| Records shown |
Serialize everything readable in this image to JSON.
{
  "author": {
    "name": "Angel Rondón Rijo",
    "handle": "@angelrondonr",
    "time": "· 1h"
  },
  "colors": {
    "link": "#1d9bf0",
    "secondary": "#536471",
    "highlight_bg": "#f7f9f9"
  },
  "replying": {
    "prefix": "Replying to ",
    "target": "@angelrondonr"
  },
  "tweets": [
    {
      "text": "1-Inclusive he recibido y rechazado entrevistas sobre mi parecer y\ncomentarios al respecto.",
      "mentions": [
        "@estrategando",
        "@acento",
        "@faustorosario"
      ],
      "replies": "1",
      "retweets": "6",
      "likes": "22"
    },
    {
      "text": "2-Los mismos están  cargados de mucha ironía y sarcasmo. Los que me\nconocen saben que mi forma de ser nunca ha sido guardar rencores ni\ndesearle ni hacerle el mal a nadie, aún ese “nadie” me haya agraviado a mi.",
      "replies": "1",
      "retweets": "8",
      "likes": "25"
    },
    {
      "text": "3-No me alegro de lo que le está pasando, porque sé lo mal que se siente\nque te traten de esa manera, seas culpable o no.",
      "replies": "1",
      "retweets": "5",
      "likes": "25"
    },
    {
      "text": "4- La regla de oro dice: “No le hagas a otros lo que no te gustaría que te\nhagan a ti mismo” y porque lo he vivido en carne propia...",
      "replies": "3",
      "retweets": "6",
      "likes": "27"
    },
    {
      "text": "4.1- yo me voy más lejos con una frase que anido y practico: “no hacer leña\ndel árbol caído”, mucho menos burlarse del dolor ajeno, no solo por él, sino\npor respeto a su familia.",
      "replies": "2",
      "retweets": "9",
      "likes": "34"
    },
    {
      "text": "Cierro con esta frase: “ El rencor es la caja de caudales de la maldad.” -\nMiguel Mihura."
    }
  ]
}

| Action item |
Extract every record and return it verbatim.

| Result of this exercise |
Serialize everything readable in this image to JSON.
{
  "author": {
    "name": "Angel Rondón Rijo",
    "handle": "@angelrondonr",
    "time": "· 1h"
  },
  "colors": {
    "link": "#1d9bf0",
    "secondary": "#536471",
    "highlight_bg": "#f7f9f9"
  },
  "replying": {
    "prefix": "Replying to ",
    "target": "@angelrondonr"
  },
  "tweets": [
    {
      "text": "1-Inclusive he recibido y rechazado entrevistas sobre mi parecer y\ncomentarios al respecto.",
      "mentions": [
        "@estrategando",
        "@acento",
        "@faustorosario"
      ],
      "replies": "1",
      "retweets": "6",
      "likes": "22"
    },
    {
      "text": "2-Los mismos están  cargados de mucha ironía y sarcasmo. Los que me\nconocen saben que mi forma de ser nunca ha sido guardar rencores ni\ndesearle ni hacerle el mal a nadie, aún ese “nadie” me haya agraviado a mi.",
      "replies": "1",
      "retweets": "8",
      "likes": "25"
    },
    {
      "text": "3-No me alegro de lo que le está pasando, porque sé lo mal que se siente\nque te traten de esa manera, seas culpable o no.",
      "replies": "1",
      "retweets": "5",
      "likes": "25"
    },
    {
      "text": "4- La regla de oro dice: “No le hagas a otros lo que no te gustaría que te\nhagan a ti mismo” y porque lo he vivido en carne propia...",
      "replies": "3",
      "retweets": "6",
      "likes": "27"
    },
    {
      "text": "4.1- yo me voy más lejos con una frase que anido y practico: “no hacer leña\ndel árbol caído”, mucho menos burlarse del dolor ajeno, no solo por él, sino\npor respeto a su familia.",
      "replies": "2",
      "retweets": "9",
      "likes": "34"
    },
    {
      "text": "Cierro con esta frase: “ El rencor es la caja de caudales de la maldad.” -\nMiguel Mihura."
    }
  ]
}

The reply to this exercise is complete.